Deanna Ventura can’t drive the 343 miles from her home in upstate New York to her neurologist’s office in Baltimore. But, the telepresence connection at the nursing home near her apartment lets her doctor treat her Parkinson’s disease on a routine basis. She’s seen him in person only once in the past four years.
Sharing her story with Nancy Shute of National Public Radio (NPR), Ventura said the telemedicine program through which she receives treatment has provided her with the care she needs to control her chronic condition. There are no Parkinson’s specialists within two hours of her home, but because her doctor is among the increasing percentage of providers who embrace telepresence technology for patient care, Ventura has had the resources she needs to improve her quality of life.
According to Shute, clinical trials have proven that telemedicine provides equal, if not better, care as in-person doctor visits. Dr. Ray Dorsey, who treats Ventura, conducted a small study of Parkinson’s patients in upstate New York and found those relying on telemedicine improved their motor skills, while those visiting their doctors in person showed less positive change. He also found patients preferred the telepresence connection to their doctors because they felt the doctor spent more time with them when they met online.

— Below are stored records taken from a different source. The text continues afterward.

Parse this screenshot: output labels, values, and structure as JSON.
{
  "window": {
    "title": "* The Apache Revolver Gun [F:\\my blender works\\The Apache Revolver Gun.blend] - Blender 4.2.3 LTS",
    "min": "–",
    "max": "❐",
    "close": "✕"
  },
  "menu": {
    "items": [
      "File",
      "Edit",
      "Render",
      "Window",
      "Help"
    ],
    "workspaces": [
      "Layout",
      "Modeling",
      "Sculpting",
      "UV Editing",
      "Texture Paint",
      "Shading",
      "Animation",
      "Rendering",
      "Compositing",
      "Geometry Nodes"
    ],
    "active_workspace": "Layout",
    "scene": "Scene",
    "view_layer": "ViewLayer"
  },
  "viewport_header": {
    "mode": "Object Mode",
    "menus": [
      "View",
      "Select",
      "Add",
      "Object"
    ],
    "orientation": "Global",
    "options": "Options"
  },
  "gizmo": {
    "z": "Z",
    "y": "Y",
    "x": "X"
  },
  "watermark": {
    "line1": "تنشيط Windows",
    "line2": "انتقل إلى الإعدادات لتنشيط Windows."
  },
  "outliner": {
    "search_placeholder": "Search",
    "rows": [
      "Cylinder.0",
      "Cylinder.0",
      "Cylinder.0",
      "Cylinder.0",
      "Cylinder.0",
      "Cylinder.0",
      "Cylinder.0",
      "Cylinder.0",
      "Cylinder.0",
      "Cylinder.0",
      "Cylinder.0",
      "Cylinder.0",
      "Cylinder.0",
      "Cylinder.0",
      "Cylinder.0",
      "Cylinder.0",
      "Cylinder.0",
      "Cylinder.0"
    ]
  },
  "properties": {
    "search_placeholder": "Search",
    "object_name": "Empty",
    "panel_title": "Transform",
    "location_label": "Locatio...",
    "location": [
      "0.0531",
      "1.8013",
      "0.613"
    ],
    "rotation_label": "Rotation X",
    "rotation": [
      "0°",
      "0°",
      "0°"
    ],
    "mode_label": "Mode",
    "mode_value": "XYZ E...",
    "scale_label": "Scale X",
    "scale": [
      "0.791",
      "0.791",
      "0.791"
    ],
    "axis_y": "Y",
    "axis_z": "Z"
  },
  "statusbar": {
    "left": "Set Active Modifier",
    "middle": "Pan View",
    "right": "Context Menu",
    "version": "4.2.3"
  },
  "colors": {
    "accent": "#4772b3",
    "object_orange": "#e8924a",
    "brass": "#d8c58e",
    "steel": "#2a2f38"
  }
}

As more doctors like Dorsey adopt telepresence for patient care, more and more of the 140 million Americans living with chronic conditions like Parkinson’s can gain access to the treatment and monitoring they need. Doctors in Canada have already jumped on board: our neighbors to the north have the world’s largest medical telepresence network—one that satisfies 90 percent of surveyed patients, according to Shute.
Not a bad idea, eh? We’re ready to help Americans know these telemedicine benefits too.